If your homeowners’ insurance company requests a Sworn Proof of Loss, commonly referred to as SPOL, after you file a claim, you may not know how to respond because you don’t know what SPOL is.
Submitting a Sworn Proof of Loss, or SPOL, is a fundamental part of the homeowners’ insurance claims process. When you submit a SPOL and what information you provide in this legal document can affect the outcome of your insurance claim.
For this reason, it is important to understand what Sworn Proof of Loss is and contact an Orlando homeowners’ insurance attorney if your insurance carrier requested a SPOL.
What is a Sworn Proof of Loss (SPOL) in Florida?
Basically, a Sworn Proof of Loss is a statement that you are required to make under oath to your homeowners’ insurance company. In the SPOL, the claimant must detail the damages they sustained as a result of a covered loss (e.g., hurricane damage).
A SPOL is an affidavit that you submit to your insurance company. As you can guess, the information you provide in this statement could be used against you to undervalue or deny your homeowners’ insurance claim. For this reason, you should ensure that your SPOL is accurate, complete, submitted promptly, and does not contain any incorrect information.
Insurance companies demand claimants to submit a Sworn Proof of Loss in order to evaluate the extent of damages to the claimant’s property. Also, insurers can use SPOLs to have legal grounds to dispute, devalue, or deny claims.
Your SPOL must be timely, accurate, and complete
Homeowners’ insurance companies set a deadline for claimants to submit a Sworn Proof of Loss. If you fail to submit a SPOL on time, the insurer may deny you coverage because you failed to fulfill your obligation under the insurance policy.
Usually, claimants are required to submit a SPOL within 30 or 60 after their insurance company requests the statement.

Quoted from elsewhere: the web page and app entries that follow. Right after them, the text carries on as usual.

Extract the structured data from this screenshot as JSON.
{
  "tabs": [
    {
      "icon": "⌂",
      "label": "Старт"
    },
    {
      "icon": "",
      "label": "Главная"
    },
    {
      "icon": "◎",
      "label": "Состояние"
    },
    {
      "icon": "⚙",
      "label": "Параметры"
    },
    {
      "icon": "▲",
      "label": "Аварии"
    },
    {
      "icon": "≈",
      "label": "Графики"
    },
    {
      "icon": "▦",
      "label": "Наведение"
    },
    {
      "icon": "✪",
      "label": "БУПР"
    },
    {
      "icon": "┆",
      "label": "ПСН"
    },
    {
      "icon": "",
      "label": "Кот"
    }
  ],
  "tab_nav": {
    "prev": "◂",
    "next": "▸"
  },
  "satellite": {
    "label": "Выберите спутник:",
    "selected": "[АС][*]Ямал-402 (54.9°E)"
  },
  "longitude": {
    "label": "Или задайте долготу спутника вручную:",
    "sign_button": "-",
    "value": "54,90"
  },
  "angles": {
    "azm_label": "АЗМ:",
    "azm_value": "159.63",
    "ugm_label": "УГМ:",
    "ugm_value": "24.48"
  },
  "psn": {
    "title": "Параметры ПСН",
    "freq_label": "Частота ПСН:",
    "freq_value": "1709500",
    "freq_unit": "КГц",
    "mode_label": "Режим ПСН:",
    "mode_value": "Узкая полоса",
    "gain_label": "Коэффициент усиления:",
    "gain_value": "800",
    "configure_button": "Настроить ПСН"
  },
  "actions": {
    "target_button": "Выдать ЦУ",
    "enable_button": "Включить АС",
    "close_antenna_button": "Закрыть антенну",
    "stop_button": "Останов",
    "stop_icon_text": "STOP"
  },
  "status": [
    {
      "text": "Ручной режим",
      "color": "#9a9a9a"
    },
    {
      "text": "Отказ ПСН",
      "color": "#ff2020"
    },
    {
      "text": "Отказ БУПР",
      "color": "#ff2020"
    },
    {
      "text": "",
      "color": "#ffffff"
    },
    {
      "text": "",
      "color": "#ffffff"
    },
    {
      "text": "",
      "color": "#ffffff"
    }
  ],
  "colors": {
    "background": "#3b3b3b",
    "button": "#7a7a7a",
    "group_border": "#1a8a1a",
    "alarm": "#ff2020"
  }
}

You should review your insurance policy to find out how much time you have to make the statement under oath.
Since a SPOL is a statement made by you under oath, it is critical to ensure that the statement is accurate and complete. If you provide inaccurate or incorrect information when submitting a Sworn Proof of Loss, your insurer may accuse you of insurance fraud.
Under Section 817.234, Florida Statutes, a person is guilty of insurance fraud when their proof of loss or estimate of claim contains any “false, incomplete, or misleading information” about any material fact relating to the claim.
Contact a homeowners’ insurance attorney
As you can see, your SPOL can affect the outcome of your homeowners’ insurance claim. That is why you must ensure that you submit a SPOL in a timely manner and that the statement is accurate and complete.
It is advised to speak with an experienced homeowners’ insurance attorney to help you prepare a Sworn Proof of Loss. Contact our lawyers at HD Law Firm in Orlando to discuss your situation. Call at 813-964-7878 for a free case review.